Variegated Yarn, Part 4: Picking the Right Yarn for the Pattern and Vice Versa

The ultimate goal of this series on variegated yarn is to provide helpful information when deciding how to pair variegated yarn with a pattern.

In general, it is best to use variegated yarn with projects that make use of simpler stitches – you can use busy yarn or busy stitch work, but you shouldn’t use both. In addition to this guideline, you should take into account the type of variegated yarn (i.e. short patterning, long patterning, self striping, etc., as discussed in the last post) and the shaping (or lack thereof) in the pattern. A pattern with little or no shaping (such as increases and decreases) will result in regular color patterning just like the swatches in the previous posts. A pattern with lots of shaping will result in a more random assortment of color patterning.

The following examples show cases where I believe I have successfully coupled variegated yarn and a pattern.

This seat cushion uses short patterning variegated yarn and no shaping. This project is crocheted back and forth in rows, with one row of double crochet followed by a row of single crochet. Because the double crochet rows are wider, their colors stand out, and a diagonal striped pattern is visible (instead of the zigzag pattern normally expected when working back and forth in rows).


The next example shows a portion of a baby blanket made with short patterning variegated yarn. The blanket itself is square, so there is no shaping. However, each row uses a different amount of closed and open work than the adjacent rows, so the colors form a more random pattern instead of the usual zigzag expected of this yarn.


These socks are made with self-striping yarn. A little openwork patterning is done on the sides.


Short patterning yarn is used for this vest, which is knitted back and forth in rows.  A simple lacy pattern and some shaping combine to allow the colors a bit of freedom in their patterning.  (By the way, the knitting pattern for this vest is available in my etsy store.)


In the last example, self-striping yarn is used in a pattern that requires a lot of shaping.  I’m developing the beret seen below as a way to use self-striping yarn to get more than just stripes.

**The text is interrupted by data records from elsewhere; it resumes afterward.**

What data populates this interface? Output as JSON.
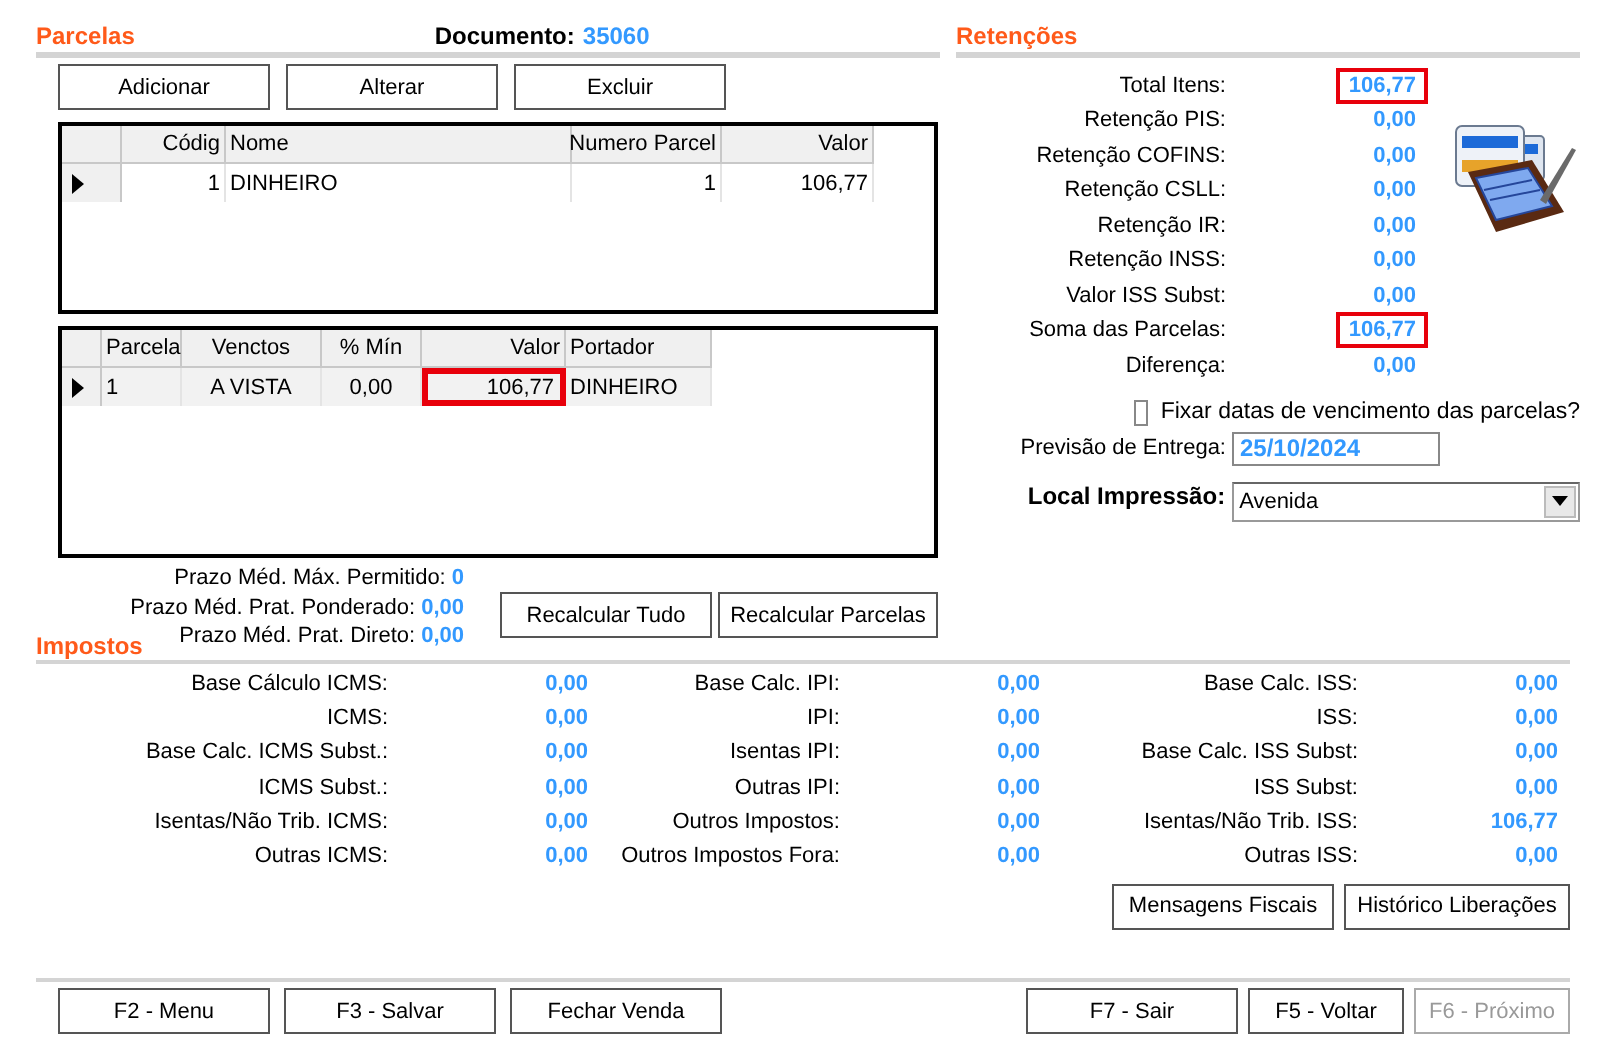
{
  "parcelas": {
    "title": "Parcelas",
    "document_label": "Documento:",
    "document_number": "35060",
    "buttons": [
      "Adicionar",
      "Alterar",
      "Excluir"
    ],
    "forms_grid": {
      "columns": [
        "Códig",
        "Nome",
        "Numero Parcel",
        "Valor"
      ],
      "rows": [
        {
          "selected": true,
          "cells": [
            {
              "text": "1",
              "highlighted": false
            },
            {
              "text": "DINHEIRO",
              "highlighted": false
            },
            {
              "text": "1",
              "highlighted": false
            },
            {
              "text": "106,77",
              "highlighted": false
            }
          ]
        }
      ]
    },
    "installments_grid": {
      "columns": [
        "Parcela",
        "Venctos",
        "% Mín",
        "Valor",
        "Portador"
      ],
      "rows": [
        {
          "selected": true,
          "cells": [
            {
              "text": "1",
              "highlighted": false
            },
            {
              "text": "A VISTA",
              "highlighted": false
            },
            {
              "text": "0,00",
              "highlighted": false
            },
            {
              "text": "106,77",
              "highlighted": true
            },
            {
              "text": "DINHEIRO",
              "highlighted": false
            }
          ]
        }
      ]
    },
    "terms": [
      {
        "label": "Prazo Méd. Máx. Permitido:",
        "value": "0"
      },
      {
        "label": "Prazo Méd. Prat. Ponderado:",
        "value": "0,00"
      },
      {
        "label": "Prazo Méd. Prat. Direto:",
        "value": "0,00"
      }
    ],
    "recalc_buttons": [
      "Recalcular Tudo",
      "Recalcular Parcelas"
    ]
  },
  "retencoes": {
    "title": "Retenções",
    "rows": [
      {
        "label": "Total Itens:",
        "value": "106,77",
        "highlighted": true
      },
      {
        "label": "Retenção PIS:",
        "value": "0,00",
        "highlighted": false
      },
      {
        "label": "Retenção COFINS:",
        "value": "0,00",
        "highlighted": false
      },
      {
        "label": "Retenção CSLL:",
        "value": "0,00",
        "highlighted": false
      },
      {
        "label": "Retenção IR:",
        "value": "0,00",
        "highlighted": false
      },
      {
        "label": "Retenção INSS:",
        "value": "0,00",
        "highlighted": false
      },
      {
        "label": "Valor ISS Subst:",
        "value": "0,00",
        "highlighted": false
      },
      {
        "label": "Soma das Parcelas:",
        "value": "106,77",
        "highlighted": true
      },
      {
        "label": "Diferença:",
        "value": "0,00",
        "highlighted": false
      }
    ],
    "fix_dates": {
      "label": "Fixar datas de vencimento das parcelas?",
      "checked": false
    },
    "delivery": {
      "label": "Previsão de Entrega:",
      "value": "25/10/2024"
    },
    "print_location": {
      "label": "Local Impressão:",
      "value": "Avenida"
    }
  },
  "impostos": {
    "title": "Impostos",
    "columns": [
      [
        {
          "label": "Base Cálculo ICMS:",
          "value": "0,00"
        },
        {
          "label": "ICMS:",
          "value": "0,00"
        },
        {
          "label": "Base Calc. ICMS Subst.:",
          "value": "0,00"
        },
        {
          "label": "ICMS Subst.:",
          "value": "0,00"
        },
        {
          "label": "Isentas/Não Trib. ICMS:",
          "value": "0,00"
        },
        {
          "label": "Outras ICMS:",
          "value": "0,00"
        }
      ],
      [
        {
          "label": "Base Calc. IPI:",
          "value": "0,00"
        },
        {
          "label": "IPI:",
          "value": "0,00"
        },
        {
          "label": "Isentas IPI:",
          "value": "0,00"
        },
        {
          "label": "Outras IPI:",
          "value": "0,00"
        },
        {
          "label": "Outros Impostos:",
          "value": "0,00"
        },
        {
          "label": "Outros Impostos Fora:",
          "value": "0,00"
        }
      ],
      [
        {
          "label": "Base Calc. ISS:",
          "value": "0,00"
        },
        {
          "label": "ISS:",
          "value": "0,00"
        },
        {
          "label": "Base Calc. ISS Subst:",
          "value": "0,00"
        },
        {
          "label": "ISS Subst:",
          "value": "0,00"
        },
        {
          "label": "Isentas/Não Trib. ISS:",
          "value": "106,77"
        },
        {
          "label": "Outras ISS:",
          "value": "0,00"
        }
      ]
    ],
    "buttons": [
      "Mensagens Fiscais",
      "Histórico Liberações"
    ]
  },
  "footer": {
    "left": [
      {
        "label": "F2 - Menu",
        "disabled": false
      },
      {
        "label": "F3 - Salvar",
        "disabled": false
      },
      {
        "label": "Fechar Venda",
        "disabled": false
      }
    ],
    "right": [
      {
        "label": "F7 - Sair",
        "disabled": false
      },
      {
        "label": "F5 - Voltar",
        "disabled": false
      },
      {
        "label": "F6 - Próximo",
        "disabled": true
      }
    ]
  }
}
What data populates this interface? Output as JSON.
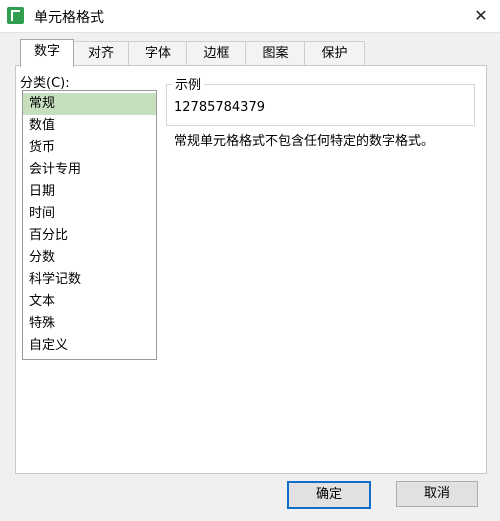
{
  "window": {
    "title": "单元格格式",
    "icon": "spreadsheet-app-icon",
    "close_glyph": "✕",
    "accent": "#2f9e4f"
  },
  "tabs": [
    {
      "label": "数字",
      "active": true
    },
    {
      "label": "对齐"
    },
    {
      "label": "字体"
    },
    {
      "label": "边框"
    },
    {
      "label": "图案"
    },
    {
      "label": "保护"
    }
  ],
  "category": {
    "label": "分类(C):",
    "items": [
      "常规",
      "数值",
      "货币",
      "会计专用",
      "日期",
      "时间",
      "百分比",
      "分数",
      "科学记数",
      "文本",
      "特殊",
      "自定义"
    ],
    "selected": "常规"
  },
  "sample": {
    "legend": "示例",
    "value": "12785784379"
  },
  "description": "常规单元格格式不包含任何特定的数字格式。",
  "buttons": {
    "ok": "确定",
    "cancel": "取消"
  }
}
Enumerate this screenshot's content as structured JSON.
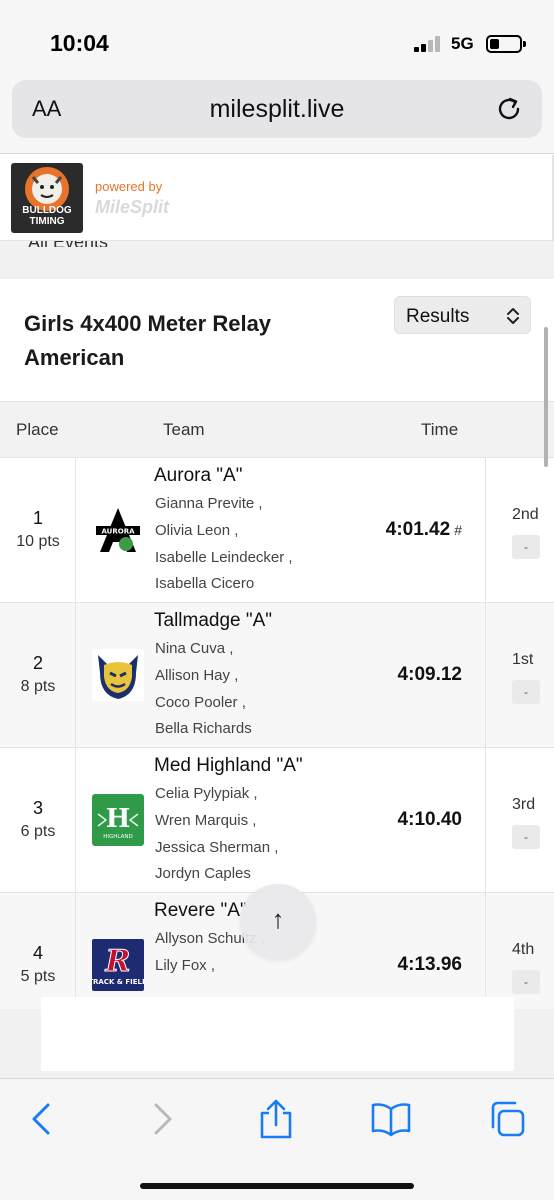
{
  "status_bar": {
    "time": "10:04",
    "network": "5G"
  },
  "browser": {
    "text_size_label": "AA",
    "url": "milesplit.live"
  },
  "site_header": {
    "logo_text": "BULLDOG TIMING",
    "powered_by": "powered by",
    "brand": "MileSplit"
  },
  "cut_text": "All Events",
  "event": {
    "title_line1": "Girls 4x400 Meter Relay",
    "title_line2": "American",
    "view_select": "Results"
  },
  "table": {
    "headers": {
      "place": "Place",
      "team": "Team",
      "time": "Time"
    },
    "rows": [
      {
        "place": "1",
        "points": "10 pts",
        "team": "Aurora \"A\"",
        "athletes": [
          "Gianna Previte ,",
          "Olivia Leon ,",
          "Isabelle Leindecker ,",
          "Isabella Cicero"
        ],
        "time": "4:01.42",
        "time_mark": "#",
        "heat_place": "2nd",
        "badge": "-"
      },
      {
        "place": "2",
        "points": "8 pts",
        "team": "Tallmadge \"A\"",
        "athletes": [
          "Nina Cuva ,",
          "Allison Hay ,",
          "Coco Pooler ,",
          "Bella Richards"
        ],
        "time": "4:09.12",
        "time_mark": "",
        "heat_place": "1st",
        "badge": "-"
      },
      {
        "place": "3",
        "points": "6 pts",
        "team": "Med Highland \"A\"",
        "athletes": [
          "Celia Pylypiak ,",
          "Wren Marquis ,",
          "Jessica Sherman ,",
          "Jordyn Caples"
        ],
        "time": "4:10.40",
        "time_mark": "",
        "heat_place": "3rd",
        "badge": "-"
      },
      {
        "place": "4",
        "points": "5 pts",
        "team": "Revere \"A\"",
        "athletes": [
          "Allyson Schultz ,",
          "Lily Fox ,"
        ],
        "time": "4:13.96",
        "time_mark": "",
        "heat_place": "4th",
        "badge": "-"
      }
    ]
  },
  "team_logos": {
    "aurora": {
      "letter": "A",
      "word": "AURORA"
    },
    "highland": {
      "letter": "H",
      "word": "HIGHLAND"
    },
    "revere": {
      "letter": "R",
      "word": "TRACK & FIELD"
    }
  },
  "scroll_top_symbol": "↑",
  "colors": {
    "brand_orange": "#e8742b",
    "tallmadge_navy": "#1b2f6b",
    "tallmadge_gold": "#e8c33c",
    "highland_green": "#2f9a47",
    "revere_navy": "#1d2b73",
    "revere_red": "#c8102e",
    "safari_blue": "#1a7cf5"
  }
}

These are just some of the ways that I have used variegated yarn.  Over the years I have made many mistakes when forcing a yarn I love to go with a pattern I love even if the two don’t go together.  Spending time thinking about how the colors will play out (using the basic principle presented in the previous posts) and, yes, making swatches are important steps in determining if you have the right yarn for the project – or the right project for the yarn.

What are your success stories in using variegated yarn?  I’d love to see and hear about your variegated yarn projects!